From curiosity and an aversion to the word ‘no’, Suaad gradually began to question the occupation.
Why, of the sprinkling of villages along northern Palestine, was Fureidis spared? Why did none of its female students ever gain an education higher than school? Why did all the women work from such an early age as maids and servants of the Israelis in Tel Aviv and Haifa?
With such inconsistencies buzzing in her mind, Suaad soon attracted the attention of the omnipresent Israeli authorities, and soon was arrest and imprisoned for the first time in the 1970s.
Her crime? Holding aloft a Palestinian flag. In those days, she told us, even wearing a combination of black trousers, red top, and a green scarf (the colours of the Palestinian flag) would be enough to incite an Israeli arrest.
The amazing twist in the tale is that her fellow villagers did not support her; too afraid to lose their jobs, they shunned her and complained bitterly that she had put their livelihoods at stake. Why could she not just find a decent Palestinian boy and get married?
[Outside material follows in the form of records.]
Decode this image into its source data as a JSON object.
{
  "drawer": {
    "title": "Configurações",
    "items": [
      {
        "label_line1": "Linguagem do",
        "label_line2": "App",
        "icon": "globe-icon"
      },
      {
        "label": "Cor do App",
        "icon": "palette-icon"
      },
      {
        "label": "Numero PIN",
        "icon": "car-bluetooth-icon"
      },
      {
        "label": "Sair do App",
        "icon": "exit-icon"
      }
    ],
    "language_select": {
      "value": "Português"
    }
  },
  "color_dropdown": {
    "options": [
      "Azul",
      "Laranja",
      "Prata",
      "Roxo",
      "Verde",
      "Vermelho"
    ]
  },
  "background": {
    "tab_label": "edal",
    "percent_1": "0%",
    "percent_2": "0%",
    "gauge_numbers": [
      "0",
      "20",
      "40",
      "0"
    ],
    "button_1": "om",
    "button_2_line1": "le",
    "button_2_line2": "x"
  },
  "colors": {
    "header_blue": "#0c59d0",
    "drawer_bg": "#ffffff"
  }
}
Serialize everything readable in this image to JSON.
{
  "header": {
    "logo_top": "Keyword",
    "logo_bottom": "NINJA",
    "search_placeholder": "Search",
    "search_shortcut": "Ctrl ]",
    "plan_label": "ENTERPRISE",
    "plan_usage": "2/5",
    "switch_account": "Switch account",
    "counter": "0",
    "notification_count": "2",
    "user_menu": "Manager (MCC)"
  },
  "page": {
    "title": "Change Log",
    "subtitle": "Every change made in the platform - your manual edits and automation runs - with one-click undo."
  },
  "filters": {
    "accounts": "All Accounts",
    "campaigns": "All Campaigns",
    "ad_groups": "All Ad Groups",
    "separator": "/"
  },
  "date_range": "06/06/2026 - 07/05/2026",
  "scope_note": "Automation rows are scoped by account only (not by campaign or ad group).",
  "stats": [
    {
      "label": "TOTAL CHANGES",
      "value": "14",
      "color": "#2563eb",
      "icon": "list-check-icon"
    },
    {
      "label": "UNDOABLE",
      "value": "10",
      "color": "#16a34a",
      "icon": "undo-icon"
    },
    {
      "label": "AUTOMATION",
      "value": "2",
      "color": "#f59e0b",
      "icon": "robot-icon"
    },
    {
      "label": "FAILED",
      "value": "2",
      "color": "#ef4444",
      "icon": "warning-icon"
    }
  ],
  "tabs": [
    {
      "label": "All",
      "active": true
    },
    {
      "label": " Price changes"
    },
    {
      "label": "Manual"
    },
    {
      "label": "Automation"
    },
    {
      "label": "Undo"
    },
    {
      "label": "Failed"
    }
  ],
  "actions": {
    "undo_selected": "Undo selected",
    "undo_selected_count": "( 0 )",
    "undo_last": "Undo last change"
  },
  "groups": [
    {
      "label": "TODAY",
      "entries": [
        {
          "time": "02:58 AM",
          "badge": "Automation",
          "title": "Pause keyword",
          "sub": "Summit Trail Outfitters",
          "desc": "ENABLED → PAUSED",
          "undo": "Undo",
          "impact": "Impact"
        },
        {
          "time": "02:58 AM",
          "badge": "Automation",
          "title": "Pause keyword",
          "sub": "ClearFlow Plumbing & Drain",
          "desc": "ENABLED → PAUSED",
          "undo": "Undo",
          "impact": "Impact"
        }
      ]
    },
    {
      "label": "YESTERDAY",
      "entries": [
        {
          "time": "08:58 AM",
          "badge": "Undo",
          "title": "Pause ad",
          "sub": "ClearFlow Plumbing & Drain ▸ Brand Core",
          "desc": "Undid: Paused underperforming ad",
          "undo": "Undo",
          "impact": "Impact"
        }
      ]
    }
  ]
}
The fools! They should be thanking me! I raised their heads up, I made them see that this is wrong! It’s our land, our villages, our flag! They are cowards who care more for their money. They must look up!
Her sense of exasperation throughout the lecture, and indeed the documentary, was tangible, and as her tale continued her endurance of further jail terms for equally trivial acts continued to emerge.
In the early 1980s, Suaad successfully enrolled in a law degree in Italy and during the course of her stay she participated in a demonstration for Palestine.
One would think that residing in a European country during the nineties would provide a degree of freedom; it was not to be.
Israeli spies located in Italy bugged her phones, upturned her flat, removed the wheels from her bicycle, and distributed pictures of her participation in the march amidst the Israeli authorities.
Upon her return to Palestine, far from utilising her degree, Suaad was arrested, stripped of her law license, and slung in a cell.
It is at this point that her personal revolution began to take place.
One day, a friend sent her a prospectus for the University of Exeter, and taking a chance, she applied for the Ph.D. program in International Human Rights Law.
As the days after her application passed by, she held up the cover image of Northcote House located on top of a rolling green hill, and placed it in front of her cell window.
I would spend all day looking at it. Instead of the bars on my window, I would imagine one day walking up that hill, going to university, getting on with my life. I never dreamed it could happen.
But it did, and upon her arrival on campus, Suaad walked to the bottom of the hill that had sustained her courage and looked up:
I just looked, and thought of all my time in the Israeli jail. Here I was! This was real. It wasn’t paper, a prospectus, but here, and I was here.
Suaad passed her Ph.D., and is now a Lecturer in International Law, married to an Englishman, and with a young son at a local school in Exeter.
But every summer, she returns to Fureidis and touches the land and takes some with her back to Britain.
There are a million and one things I wish I could share about the measly two hours passed in what is possibly the most inspirational lecture I have ever attended, but it would never end.
Suffice to say: Suaad George Genem – the lesser known heroine, survivor, and muse.